(Web page and app entries)
▬▬▬
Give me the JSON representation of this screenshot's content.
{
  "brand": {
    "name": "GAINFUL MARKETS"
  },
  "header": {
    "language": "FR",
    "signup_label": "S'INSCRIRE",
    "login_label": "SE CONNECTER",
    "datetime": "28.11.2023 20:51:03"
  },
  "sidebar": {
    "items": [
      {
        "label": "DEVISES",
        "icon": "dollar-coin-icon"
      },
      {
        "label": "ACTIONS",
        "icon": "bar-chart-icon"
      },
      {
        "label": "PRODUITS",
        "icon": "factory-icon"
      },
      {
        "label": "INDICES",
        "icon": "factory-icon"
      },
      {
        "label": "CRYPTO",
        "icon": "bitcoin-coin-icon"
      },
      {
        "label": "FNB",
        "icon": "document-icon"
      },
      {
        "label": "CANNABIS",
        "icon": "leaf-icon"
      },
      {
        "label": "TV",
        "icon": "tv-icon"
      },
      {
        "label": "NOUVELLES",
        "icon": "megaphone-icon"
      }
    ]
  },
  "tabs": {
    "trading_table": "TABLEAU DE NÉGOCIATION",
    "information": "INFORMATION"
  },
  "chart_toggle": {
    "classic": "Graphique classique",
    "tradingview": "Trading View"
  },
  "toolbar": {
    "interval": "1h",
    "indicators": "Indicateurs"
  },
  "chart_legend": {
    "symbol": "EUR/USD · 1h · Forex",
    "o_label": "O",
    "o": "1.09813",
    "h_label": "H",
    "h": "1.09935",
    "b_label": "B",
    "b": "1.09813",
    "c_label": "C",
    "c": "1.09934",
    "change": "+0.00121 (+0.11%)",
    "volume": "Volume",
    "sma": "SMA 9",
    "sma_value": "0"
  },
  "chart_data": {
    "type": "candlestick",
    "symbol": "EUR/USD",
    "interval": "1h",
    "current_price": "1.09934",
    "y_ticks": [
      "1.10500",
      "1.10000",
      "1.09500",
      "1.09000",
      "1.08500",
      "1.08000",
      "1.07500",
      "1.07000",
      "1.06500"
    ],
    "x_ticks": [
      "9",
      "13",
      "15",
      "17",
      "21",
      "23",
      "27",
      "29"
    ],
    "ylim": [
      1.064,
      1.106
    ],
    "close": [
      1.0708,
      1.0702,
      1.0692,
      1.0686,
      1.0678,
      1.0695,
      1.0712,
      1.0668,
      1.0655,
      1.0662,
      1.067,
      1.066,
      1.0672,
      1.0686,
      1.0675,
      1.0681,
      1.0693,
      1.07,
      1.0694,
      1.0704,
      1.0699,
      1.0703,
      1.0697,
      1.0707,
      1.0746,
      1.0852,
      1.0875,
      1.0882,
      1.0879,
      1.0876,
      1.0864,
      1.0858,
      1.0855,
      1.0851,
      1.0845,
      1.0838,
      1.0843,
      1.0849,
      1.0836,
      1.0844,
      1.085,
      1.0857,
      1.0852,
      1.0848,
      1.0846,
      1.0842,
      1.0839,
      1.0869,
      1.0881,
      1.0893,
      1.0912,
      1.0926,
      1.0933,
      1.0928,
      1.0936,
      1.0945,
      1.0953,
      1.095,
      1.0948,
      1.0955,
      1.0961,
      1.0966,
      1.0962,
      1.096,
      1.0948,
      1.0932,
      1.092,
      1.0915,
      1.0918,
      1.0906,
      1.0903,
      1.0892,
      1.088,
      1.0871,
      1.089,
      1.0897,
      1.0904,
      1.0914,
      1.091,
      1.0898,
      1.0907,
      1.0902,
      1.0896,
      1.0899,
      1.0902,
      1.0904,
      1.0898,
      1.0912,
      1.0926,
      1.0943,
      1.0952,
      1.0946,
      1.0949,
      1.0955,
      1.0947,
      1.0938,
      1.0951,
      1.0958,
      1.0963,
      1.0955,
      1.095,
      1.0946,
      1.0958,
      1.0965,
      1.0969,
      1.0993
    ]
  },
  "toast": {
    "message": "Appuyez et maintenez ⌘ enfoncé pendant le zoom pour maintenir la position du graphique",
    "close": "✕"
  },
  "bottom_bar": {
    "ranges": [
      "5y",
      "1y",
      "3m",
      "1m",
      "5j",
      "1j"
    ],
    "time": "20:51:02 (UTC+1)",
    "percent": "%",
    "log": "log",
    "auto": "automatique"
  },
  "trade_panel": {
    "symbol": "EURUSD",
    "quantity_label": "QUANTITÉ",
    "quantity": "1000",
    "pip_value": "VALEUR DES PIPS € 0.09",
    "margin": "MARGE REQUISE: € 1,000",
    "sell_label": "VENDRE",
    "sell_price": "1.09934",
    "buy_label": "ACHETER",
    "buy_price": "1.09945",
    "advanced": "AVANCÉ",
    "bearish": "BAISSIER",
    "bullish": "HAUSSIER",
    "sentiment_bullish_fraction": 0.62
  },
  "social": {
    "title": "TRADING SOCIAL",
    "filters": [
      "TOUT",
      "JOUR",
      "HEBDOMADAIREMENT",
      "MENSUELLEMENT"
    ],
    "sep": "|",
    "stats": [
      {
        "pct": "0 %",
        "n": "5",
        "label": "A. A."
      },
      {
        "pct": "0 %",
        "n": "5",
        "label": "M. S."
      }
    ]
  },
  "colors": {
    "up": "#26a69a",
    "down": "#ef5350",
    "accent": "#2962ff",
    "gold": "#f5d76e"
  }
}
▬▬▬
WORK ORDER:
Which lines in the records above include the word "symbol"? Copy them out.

RESPONSE:
    "symbol": "EUR/USD · 1h · Forex",
    "symbol": "EUR/USD",
    "symbol": "EURUSD",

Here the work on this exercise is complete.